The escalation of fear between North Korea and the US reveals the danger of relying too much on fear of retaliatory nuclear attacks as a strategy for defense. The difficult task of replacing North Korea's fears with hopes of peace and prosperity must continue.
As the next round of nuclear talks between Iran and the world powers begins today in Almaty, Kazakhstan, both Iran and the United States should encourage their citizens – clerics, scientists, athletes, doctors, artists, businessmen, and teachers – to meet and work together.
As Iran and the world powers prepare for the next round of talks in Kazakhstan on April 5-6, their focus should be on what is politically and logistically achievable at this stage – clear steps that will help address the immediate concerns of both sides.
Even if we set aside the ethical and political implications of America's threatening Iran in the course of negotiations, there are two major legal issues with these threats.
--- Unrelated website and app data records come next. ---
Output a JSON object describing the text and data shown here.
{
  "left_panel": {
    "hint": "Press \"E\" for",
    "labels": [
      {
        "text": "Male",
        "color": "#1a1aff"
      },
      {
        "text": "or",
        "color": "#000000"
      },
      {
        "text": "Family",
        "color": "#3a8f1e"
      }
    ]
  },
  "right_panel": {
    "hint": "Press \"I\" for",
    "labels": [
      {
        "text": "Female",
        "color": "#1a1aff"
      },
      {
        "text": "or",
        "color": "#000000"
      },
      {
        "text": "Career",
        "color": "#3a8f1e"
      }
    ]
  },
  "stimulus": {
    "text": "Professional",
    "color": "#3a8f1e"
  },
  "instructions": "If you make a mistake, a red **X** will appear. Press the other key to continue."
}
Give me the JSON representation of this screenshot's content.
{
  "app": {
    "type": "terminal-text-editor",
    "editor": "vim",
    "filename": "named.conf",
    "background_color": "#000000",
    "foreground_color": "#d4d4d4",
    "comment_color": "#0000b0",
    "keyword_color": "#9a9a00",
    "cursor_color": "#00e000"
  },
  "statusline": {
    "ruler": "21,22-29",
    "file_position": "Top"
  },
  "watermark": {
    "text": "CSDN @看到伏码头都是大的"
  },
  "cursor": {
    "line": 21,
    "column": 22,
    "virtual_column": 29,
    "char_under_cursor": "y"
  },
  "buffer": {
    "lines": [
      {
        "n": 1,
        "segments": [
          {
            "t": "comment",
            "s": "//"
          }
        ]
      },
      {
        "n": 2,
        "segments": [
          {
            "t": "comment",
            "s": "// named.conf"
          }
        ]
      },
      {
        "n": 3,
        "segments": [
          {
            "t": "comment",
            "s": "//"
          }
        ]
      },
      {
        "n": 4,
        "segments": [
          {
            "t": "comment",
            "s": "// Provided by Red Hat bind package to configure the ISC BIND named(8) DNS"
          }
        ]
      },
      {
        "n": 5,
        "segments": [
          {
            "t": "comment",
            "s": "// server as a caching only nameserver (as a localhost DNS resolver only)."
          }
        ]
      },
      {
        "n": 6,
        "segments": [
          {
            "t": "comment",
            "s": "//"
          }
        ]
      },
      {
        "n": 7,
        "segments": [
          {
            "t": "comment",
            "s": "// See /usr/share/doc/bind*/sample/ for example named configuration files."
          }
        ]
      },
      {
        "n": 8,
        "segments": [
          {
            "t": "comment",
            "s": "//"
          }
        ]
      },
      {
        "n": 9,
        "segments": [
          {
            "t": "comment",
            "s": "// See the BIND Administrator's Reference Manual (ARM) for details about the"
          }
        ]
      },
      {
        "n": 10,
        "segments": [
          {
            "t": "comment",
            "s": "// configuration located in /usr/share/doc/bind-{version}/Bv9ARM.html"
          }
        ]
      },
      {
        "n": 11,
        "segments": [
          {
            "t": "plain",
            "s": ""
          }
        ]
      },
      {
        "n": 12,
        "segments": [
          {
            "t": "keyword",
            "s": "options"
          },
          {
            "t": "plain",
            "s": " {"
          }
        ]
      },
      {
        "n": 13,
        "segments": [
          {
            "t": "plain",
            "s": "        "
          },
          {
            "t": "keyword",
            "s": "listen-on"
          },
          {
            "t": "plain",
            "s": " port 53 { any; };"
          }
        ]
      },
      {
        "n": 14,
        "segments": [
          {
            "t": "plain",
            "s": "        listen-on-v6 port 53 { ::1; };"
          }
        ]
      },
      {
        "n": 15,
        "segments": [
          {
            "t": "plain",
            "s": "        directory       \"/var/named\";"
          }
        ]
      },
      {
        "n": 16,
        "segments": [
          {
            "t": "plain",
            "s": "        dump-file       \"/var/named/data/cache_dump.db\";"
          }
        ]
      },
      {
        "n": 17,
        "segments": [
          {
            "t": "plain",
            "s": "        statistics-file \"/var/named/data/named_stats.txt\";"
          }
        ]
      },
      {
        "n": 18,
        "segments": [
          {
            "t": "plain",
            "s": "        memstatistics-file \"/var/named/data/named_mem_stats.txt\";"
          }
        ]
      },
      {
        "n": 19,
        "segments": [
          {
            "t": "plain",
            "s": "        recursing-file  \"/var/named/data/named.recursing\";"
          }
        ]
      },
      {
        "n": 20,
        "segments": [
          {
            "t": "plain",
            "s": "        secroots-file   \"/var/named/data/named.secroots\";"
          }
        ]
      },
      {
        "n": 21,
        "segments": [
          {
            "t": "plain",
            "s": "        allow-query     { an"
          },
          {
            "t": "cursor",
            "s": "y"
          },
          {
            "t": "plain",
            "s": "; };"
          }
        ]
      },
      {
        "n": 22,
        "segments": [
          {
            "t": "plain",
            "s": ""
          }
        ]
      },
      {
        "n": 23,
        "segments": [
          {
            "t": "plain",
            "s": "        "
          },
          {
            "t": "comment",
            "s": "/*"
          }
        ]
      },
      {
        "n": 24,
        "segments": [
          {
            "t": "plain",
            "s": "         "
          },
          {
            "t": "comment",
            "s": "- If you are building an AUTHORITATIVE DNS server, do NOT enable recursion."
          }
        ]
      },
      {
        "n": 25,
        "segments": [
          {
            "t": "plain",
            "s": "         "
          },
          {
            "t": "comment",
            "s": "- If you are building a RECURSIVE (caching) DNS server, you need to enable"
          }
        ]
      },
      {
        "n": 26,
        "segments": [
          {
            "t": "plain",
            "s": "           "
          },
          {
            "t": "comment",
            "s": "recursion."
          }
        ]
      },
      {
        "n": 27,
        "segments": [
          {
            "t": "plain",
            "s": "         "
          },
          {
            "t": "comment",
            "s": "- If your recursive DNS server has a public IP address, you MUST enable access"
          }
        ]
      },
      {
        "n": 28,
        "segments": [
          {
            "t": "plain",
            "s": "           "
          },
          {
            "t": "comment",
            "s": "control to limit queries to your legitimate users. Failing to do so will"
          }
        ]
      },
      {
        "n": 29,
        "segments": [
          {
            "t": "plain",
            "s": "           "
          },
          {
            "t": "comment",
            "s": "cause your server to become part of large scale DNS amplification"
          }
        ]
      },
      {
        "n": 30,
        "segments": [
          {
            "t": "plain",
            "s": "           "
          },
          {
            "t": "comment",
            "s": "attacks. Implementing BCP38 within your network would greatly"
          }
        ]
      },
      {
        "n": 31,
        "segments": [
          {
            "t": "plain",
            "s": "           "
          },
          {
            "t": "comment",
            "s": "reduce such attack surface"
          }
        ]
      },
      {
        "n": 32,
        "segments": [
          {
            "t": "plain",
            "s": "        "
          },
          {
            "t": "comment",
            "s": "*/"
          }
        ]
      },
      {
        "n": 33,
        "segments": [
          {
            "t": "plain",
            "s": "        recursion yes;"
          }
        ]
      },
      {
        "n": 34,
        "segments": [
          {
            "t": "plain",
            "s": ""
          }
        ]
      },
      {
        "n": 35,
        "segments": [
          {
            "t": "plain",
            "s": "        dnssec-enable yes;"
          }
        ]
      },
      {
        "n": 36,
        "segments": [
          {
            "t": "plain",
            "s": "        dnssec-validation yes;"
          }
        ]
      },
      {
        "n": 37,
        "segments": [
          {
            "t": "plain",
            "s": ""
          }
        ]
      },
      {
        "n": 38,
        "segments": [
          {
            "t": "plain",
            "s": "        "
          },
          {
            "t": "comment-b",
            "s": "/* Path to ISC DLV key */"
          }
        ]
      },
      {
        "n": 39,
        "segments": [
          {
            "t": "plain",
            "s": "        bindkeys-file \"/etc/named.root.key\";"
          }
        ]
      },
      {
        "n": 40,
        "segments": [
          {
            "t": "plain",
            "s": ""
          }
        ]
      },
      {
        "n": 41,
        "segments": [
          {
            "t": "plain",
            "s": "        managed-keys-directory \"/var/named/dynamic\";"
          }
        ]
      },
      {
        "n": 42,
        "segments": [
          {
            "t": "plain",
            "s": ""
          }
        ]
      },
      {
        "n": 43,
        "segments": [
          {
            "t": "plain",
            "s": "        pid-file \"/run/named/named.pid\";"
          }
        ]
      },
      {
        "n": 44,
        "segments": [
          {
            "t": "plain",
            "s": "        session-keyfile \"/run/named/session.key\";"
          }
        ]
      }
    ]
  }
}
First, the 'threat of force' is illegal under international law. And second, any agreement reached by threat is invalid.